Modern Exotic Hadrons

November 2-13, 2015


The recent high statistics confirmation of the Z(4430) by LHCb, and the startling demonstration of phase motion, has brought sharp focus on exotic hadronic matter. Indeed, the Z(4430) joins a long list of other putative exotic states, several of which have been reported in the past few years.

Although hadronic exotics such as glueballs, hybrids, and multiquark states have been long expected, the discussion of these states is primarily at the level of conjecture. Certainly, if the confirmation of the Z(4430) marks the beginning of the exploration of a new sector of matter, the current phenomenology concerning quark interactions will need to be radically overhauled. A compelling, unified understanding of the new states has not yet emerged. The gap between theory and experiment remains a major deficiency in our current level of understanding of elementary particle physics.

This gap has its roots in the famously difficult problem of solving QCD in its many-body, strongly interacting, relativistic regime. Effective field theories are inoperable in the excited spectrum, lattice field theory has difficulties with weakly bound diffuse systems, and extant models are insufficiently well-constrained to be confidently applied to exotic states. An instance where our lack of robust knowledge may have impact is in the analysis of the new states. For example, many Z states are seen in three body modes such as K pi J/psi, and correct interpretation of the results requires a good model of the K pi sub-dynamics.

It is expected that LHCb will continue to deliver new results in heavy quark spectroscopy for at least a decade. At the same time, BESIII at the Beijing Electron Positron Collider will continue its program to collect and analyze e+e- data in the energy region of the putative exotic states of charmonium. Furthermore, the GlueX experiment is due to start taking data in 2015. This experiment, situated at Hall D at JLab, is designed to discover and the explore the properties of light hybrid mesons. The COMPASS experiment at CERN has been, and will continue to be, very active in hadron spectroscopy. The PANDA experiment at FAIR is expected to start taking data in 2019; amongst its goals is the exploration of charmonium hybrids and other exotic states.

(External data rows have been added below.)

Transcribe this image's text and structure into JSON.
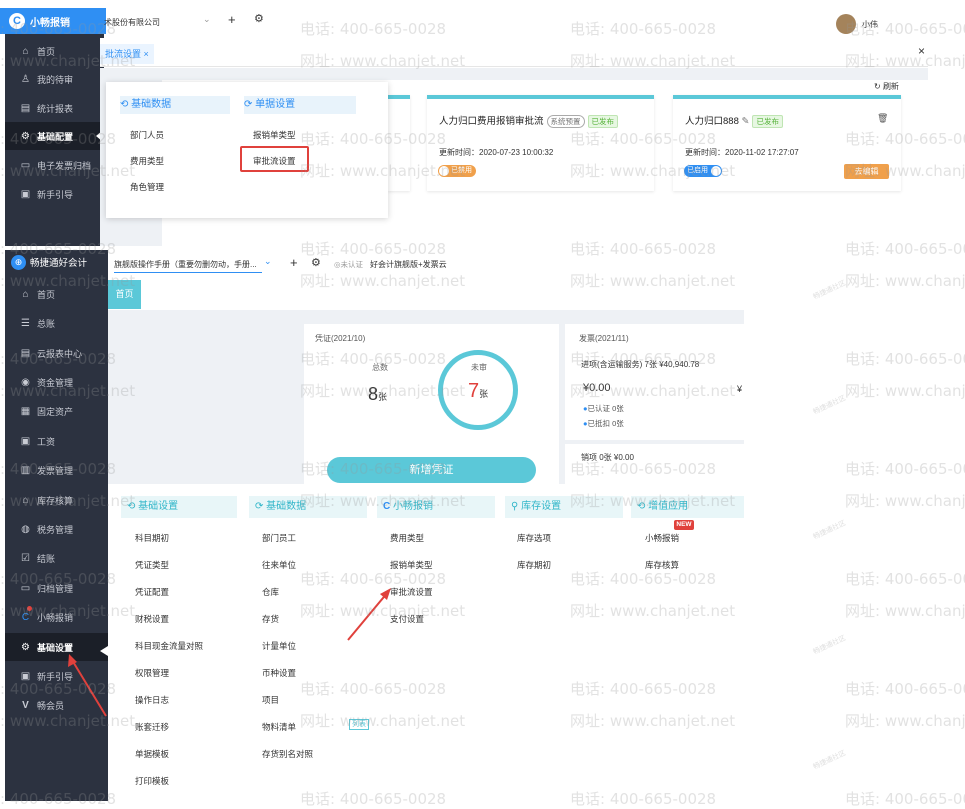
{
  "top": {
    "brand": "小畅报销",
    "company": "术股份有限公司",
    "user_name": "小伟",
    "tab_label": "批流设置",
    "refresh_label": "刷新",
    "sidebar": [
      {
        "label": "首页",
        "icon": "home-icon"
      },
      {
        "label": "我的待审",
        "icon": "person-icon"
      },
      {
        "label": "统计报表",
        "icon": "chart-icon"
      },
      {
        "label": "基础配置",
        "icon": "gear-icon",
        "active": true
      },
      {
        "label": "电子发票归档",
        "icon": "archive-icon"
      },
      {
        "label": "新手引导",
        "icon": "guide-icon"
      }
    ],
    "dropdown": {
      "basic_data_title": "基础数据",
      "basic_data_items": [
        "部门人员",
        "费用类型",
        "角色管理"
      ],
      "doc_settings_title": "单据设置",
      "doc_settings_items": [
        "报销单类型",
        "审批流设置"
      ]
    },
    "cards": [
      {
        "title": "人力归口费用报销审批流",
        "sys_badge": "系统预置",
        "status": "已发布",
        "time": "更新时间：2020-07-23 10:00:32",
        "toggle": "已禁用"
      },
      {
        "title": "人力归口888",
        "status": "已发布",
        "time": "更新时间：2020-11-02 17:27:07",
        "toggle": "已启用",
        "button": "去编辑"
      }
    ]
  },
  "bottom": {
    "brand": "畅捷通好会计",
    "account_select": "旗舰版操作手册（重要勿删勿动，手册...",
    "cert_status": "未认证",
    "account_plan": "好会计旗舰版+发票云",
    "home_tab": "首页",
    "sidebar": [
      {
        "label": "首页",
        "icon": "home-icon"
      },
      {
        "label": "总账",
        "icon": "ledger-icon"
      },
      {
        "label": "云报表中心",
        "icon": "chart-icon"
      },
      {
        "label": "资金管理",
        "icon": "money-icon"
      },
      {
        "label": "固定资产",
        "icon": "asset-icon"
      },
      {
        "label": "工资",
        "icon": "salary-icon"
      },
      {
        "label": "发票管理",
        "icon": "invoice-icon"
      },
      {
        "label": "库存核算",
        "icon": "warehouse-icon"
      },
      {
        "label": "税务管理",
        "icon": "tax-icon"
      },
      {
        "label": "结账",
        "icon": "checkout-icon"
      },
      {
        "label": "归档管理",
        "icon": "archive-icon"
      },
      {
        "label": "小畅报销",
        "icon": "brand-icon"
      },
      {
        "label": "基础设置",
        "icon": "gear-icon",
        "active": true
      },
      {
        "label": "新手引导",
        "icon": "guide-icon"
      },
      {
        "label": "畅会员",
        "icon": "vip-icon"
      }
    ],
    "voucher": {
      "title": "凭证(2021/10)",
      "total_label": "总数",
      "total_value": "8",
      "unit": "张",
      "pending_label": "未审",
      "pending_value": "7",
      "button": "新增凭证"
    },
    "invoice": {
      "title": "发票(2021/11)",
      "input_line": "进项(含运输服务) 7张 ¥40,940.78",
      "amount": "¥0.00",
      "certified": "已认证  0张",
      "deducted": "已抵扣  0张",
      "output_line": "销项  0张  ¥0.00"
    },
    "menu": {
      "basic_settings": {
        "title": "基础设置",
        "items": [
          "科目期初",
          "凭证类型",
          "凭证配置",
          "财税设置",
          "科目现金流量对照",
          "权限管理",
          "操作日志",
          "账套迁移",
          "单据模板",
          "打印模板"
        ]
      },
      "basic_data": {
        "title": "基础数据",
        "items": [
          "部门员工",
          "往来单位",
          "仓库",
          "存货",
          "计量单位",
          "币种设置",
          "项目",
          "物料清单",
          "存货别名对照"
        ],
        "bom_tag": "列表"
      },
      "xiaochang": {
        "title": "小畅报销",
        "items": [
          "费用类型",
          "报销单类型",
          "审批流设置",
          "支付设置"
        ]
      },
      "inventory": {
        "title": "库存设置",
        "items": [
          "库存选项",
          "库存期初"
        ]
      },
      "value_added": {
        "title": "增值应用",
        "items": [
          "小畅报销",
          "库存核算"
        ],
        "new_badge": "NEW"
      }
    }
  },
  "watermark": {
    "phone": "电话: 400-665-0028",
    "site": "网址: www.chanjet.net",
    "small": "畅捷通社区"
  }
}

It is thus an opportune time to bring together a group of experts to assess the current experimental and theoretical situation concerning hadronic structure. The workshop will be structured to allow extensive discussions. A goal of the workshop will be to construct a concise list of questions that are meant to resolve the issues raised above, along with a suggested methodology for addressing those questions.